Comparing lists and detecting errors
Whenever our friends at The Blockchain Bar suspect a mistake, they have to compare all entries on the last page with all guests individually. That’s very cumbersome.
Bob is annoyed: “It takes too long to compare every item on the page. There must be a better way.”
Alice has an idea: “Let’s calculate ‘fingerprints’ of our data. Everyone adds up the number of letters in each name on their list. If the sums are identical, the data is probably also identical. So we only have to compare line by line, if there is a mismatch of sums.”
Blockchains do something very similar: They calculate fingerprints of transaction blocks. These fingerprints are called hash values. This makes it easy to compare blocks and identify mistakes or unwanted changes.
But what to do if there are different fingerprints? How to agree on one version? Find out in the next episode…
Or maybe you first want to read more about hashing below.
‘Hash’ calculations create data ‘fingerprints’
In The Blockchain Bar, every time the list of new beer orders reaches the end of the page, guests want to make sure that every copy of the list contains the same orders. Only if they match, they hand out the drinks ordered on that last page.
Of course, to make sure that all pages contain the same orders (transactions) they could compare every single item on every copy of the list . But this would be very time consuming and guests would have to wait hours for their drinks.

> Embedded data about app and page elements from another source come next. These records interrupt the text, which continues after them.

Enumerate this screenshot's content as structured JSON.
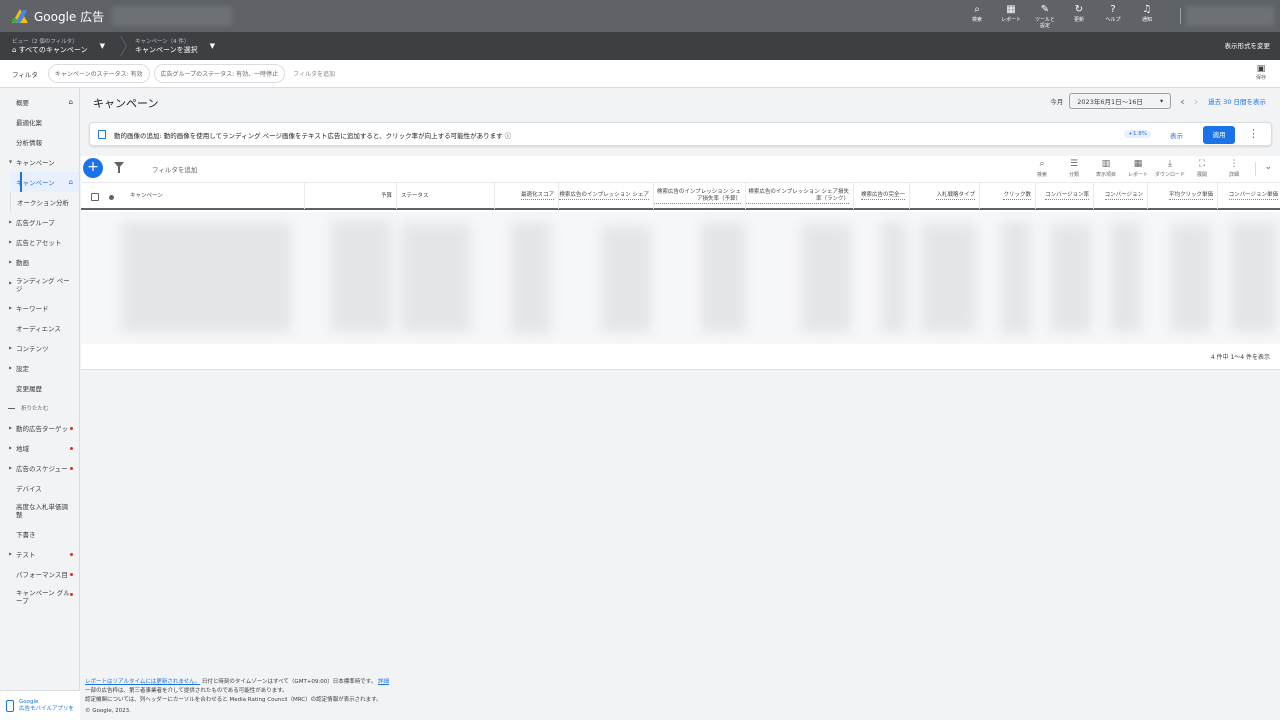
{
  "app": {
    "name": "Google 広告"
  },
  "topbar": {
    "actions": [
      {
        "icon": "search-icon",
        "glyph": "⌕",
        "label": "検索"
      },
      {
        "icon": "report-icon",
        "glyph": "▦",
        "label": "レポート"
      },
      {
        "icon": "tools-icon",
        "glyph": "✎",
        "label": "ツールと\n設定"
      },
      {
        "icon": "refresh-icon",
        "glyph": "↻",
        "label": "更新"
      },
      {
        "icon": "help-icon",
        "glyph": "?",
        "label": "ヘルプ"
      },
      {
        "icon": "bell-icon",
        "glyph": "♫",
        "label": "通知"
      }
    ]
  },
  "viewbar": {
    "view_small": "ビュー（2 個のフィルタ）",
    "view_main": "すべてのキャンペーン",
    "campaign_small": "キャンペーン（4 件）",
    "campaign_main": "キャンペーンを選択",
    "display_change": "表示形式を変更"
  },
  "filterbar": {
    "label": "フィルタ",
    "chips": [
      "キャンペーンのステータス: 有効",
      "広告グループのステータス: 有効、一時停止"
    ],
    "add": "フィルタを追加",
    "save": "保存"
  },
  "sidebar": {
    "items": [
      {
        "label": "概要",
        "arrow": false,
        "home": true
      },
      {
        "label": "最適化案",
        "arrow": false
      },
      {
        "label": "分析情報",
        "arrow": false
      },
      {
        "label": "キャンペーン",
        "arrow": true,
        "expanded": true
      },
      {
        "label": "キャンペーン",
        "sub": true,
        "active": true,
        "home": true
      },
      {
        "label": "オークション分析",
        "sub": true
      },
      {
        "label": "広告グループ",
        "arrow": true
      },
      {
        "label": "広告とアセット",
        "arrow": true
      },
      {
        "label": "動画",
        "arrow": true
      },
      {
        "label": "ランディング ページ",
        "arrow": true,
        "two": true
      },
      {
        "label": "キーワード",
        "arrow": true
      },
      {
        "label": "オーディエンス",
        "arrow": false
      },
      {
        "label": "コンテンツ",
        "arrow": true
      },
      {
        "label": "設定",
        "arrow": true
      },
      {
        "label": "変更履歴",
        "arrow": false
      }
    ],
    "collapse": "折りたたむ",
    "more_items": [
      {
        "label": "動的広告ターゲッ",
        "arrow": true,
        "dot": true
      },
      {
        "label": "地域",
        "arrow": true,
        "dot": true
      },
      {
        "label": "広告のスケジュー",
        "arrow": true,
        "dot": true
      },
      {
        "label": "デバイス",
        "arrow": false
      },
      {
        "label": "高度な入札単価調整",
        "arrow": false,
        "two": true
      },
      {
        "label": "下書き",
        "arrow": false
      },
      {
        "label": "テスト",
        "arrow": true,
        "dot": true
      },
      {
        "label": "パフォーマンス目",
        "arrow": false,
        "dot": true
      },
      {
        "label": "キャンペーン グループ",
        "arrow": false,
        "dot": true,
        "two": true
      }
    ],
    "promo_line1": "Google",
    "promo_line2": "広告モバイルアプリを"
  },
  "main": {
    "title": "キャンペーン",
    "date_preset": "今月",
    "date_range": "2023年6月1日～16日",
    "date_link": "過去 30 日間を表示",
    "banner": {
      "text": "動的画像の追加: 動的画像を使用してランディング ページ画像をテキスト広告に追加すると、クリック率が向上する可能性があります ⓘ",
      "uplift": "+1.8%",
      "view": "表示",
      "apply": "適用"
    },
    "toolbar": {
      "add_filter": "フィルタを追加",
      "actions": [
        {
          "icon": "search-icon",
          "glyph": "⌕",
          "label": "検索"
        },
        {
          "icon": "segment-icon",
          "glyph": "☰",
          "label": "分類"
        },
        {
          "icon": "columns-icon",
          "glyph": "▥",
          "label": "表示項目"
        },
        {
          "icon": "report-icon",
          "glyph": "▦",
          "label": "レポート"
        },
        {
          "icon": "download-icon",
          "glyph": "⤓",
          "label": "ダウンロード"
        },
        {
          "icon": "expand-icon",
          "glyph": "⛶",
          "label": "展開"
        },
        {
          "icon": "more-icon",
          "glyph": "⋮",
          "label": "詳細"
        }
      ]
    },
    "columns": [
      "キャンペーン",
      "予算",
      "ステータス",
      "最適化スコア",
      "検索広告のインプレッション シェア",
      "検索広告のインプレッション シェア損失率（予算）",
      "検索広告のインプレッション シェア損失率（ランク）",
      "検索広告の完全一",
      "入札戦略タイプ",
      "クリック数",
      "コンバージョン率",
      "コンバージョン",
      "平均クリック単価",
      "コンバージョン単価"
    ],
    "pagination": "4 件中 1～4 件を表示"
  },
  "footer": {
    "link1": "レポートはリアルタイムには更新されません。",
    "line1_rest": " 日付と時刻のタイムゾーンはすべて（GMT+09:00）日本標準時です。",
    "link2": "詳細",
    "line2": "一部の広告枠は、第三者事業者を介して提供されたものである可能性があります。",
    "line3": "認定機関については、列ヘッダーにカーソルを合わせると Media Rating Council（MRC）の認定情報が表示されます。",
    "line4": "© Google, 2023."
  }
}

It’s not feasible to compare all lists all the time. They have to find an easier detection mechanism for false pages.
Hence, they define the following error detection mechanism in The Blockruption’s Blockchain Bar Protocol:
At the end of every page of the list, they count the letters in the name of the person who ordered the drink on each line. Then, they add the resulting numbers together, and write it at the end of the page.
For example, the page lists the following orders: Alice, Bob, Carol, Bob, Dave. This results in calculating 5 + 3 + 5 + 3 + 4 = 20.
If they all come to the same result of the calculation, they likely have the same orders on their lists, so they don’t have to compare their pages line by line. But if they don’t have the same number, they instantly know that something is wrong.
But how do we make sure that the entire writing pad contains all the right pages? The guests agree to copy the result from the previous page onto each new page. At the end, they add it to the number of letters in all the orders on the current page. This method connects all pages of the writing pad through the increasing sum of letters.
In the example above, the next page would start with 20 copied from the result above and include this number in the sum of all letters at the end.
Of course, just counting the number of letters on each page is a little too simple. If we exchange ‘Dave’ for ‘Carl’ in the above example, we would still end up with 20, as both names have the same number of letters. We could come up with more sophisticated versions of the calculation. For example, we could count the number of letters in each name and multiply it by the position of the name’s starting letter in the alphabet before adding it to the sum: 1 * 5 + 2 * 3 + 3 * 5 + 2 * 3 + 4 * 4 = 48. ‘Carl’ instead of ‘Dave’ would lead to a different summand ‘3*4’ resulting in a different total of 44. The guests should decide to go with this more complicated but also safer version of the calculation.
Calculations like this are complex for humans, especially after three or four beers. But computers don’t drink beer. And doing calculations is the only thing they are really good at. Hence, real blockchain systems use complicated calculations to make sure that every ‘page’ in the ‘writing pad’ is correct. And they use complex calculations to connect the pages within the writing pad.
In blockchain systems the pages are called blocks. And the blocks get ‘chained’ together with complex calculations. The entire writing pad is called the ‘blockchain’.
In Bitcoin the ‘chaining calculations’ are called ‘hashing’. Depending on the content and the order of transactions of a block, the Bitcoin miners make a special calculation across transactions in a block that results in a simple number. Everyone else on the network can check that number when it is added to the end of a block.
Hashes in Bitcoin look something like this:
(Dear Nerds, yes, the following examples are heavily simplified.)
From the data ‘Bob’, Bitcoin’s hash calculation (algorithm) produces the following fingerprint:
The data ‘Alice’ turns into:
And ‘Blockruption’s Blockchain Bar’ results in:
All three generated hash values have the same length. We could put an arbitrarily long text into the algorithm and it would still produce only 64 characters as output. (Yes, nerds, these are 64 numbers in hexadecimal format.)
The hash algorithm used by Bitcoin has the nerdy name ‘SHA-256’. It produces very unique hash values for the data put into it. It is very unlikely – practically impossible – that two different inputs produce the same output. So if two hashes are the same, their original input must also have been the same.
You can try it out yourself with many freely available hash generators on the Web. For example, you can use this one: https://passwordsgenerator.net/sha256-hash-generator/
This is the most complicated of all episodes in this series. If you found it a bit too hard to have fun with, please don’t leave. Please try the next episodes, they will be easier to understand.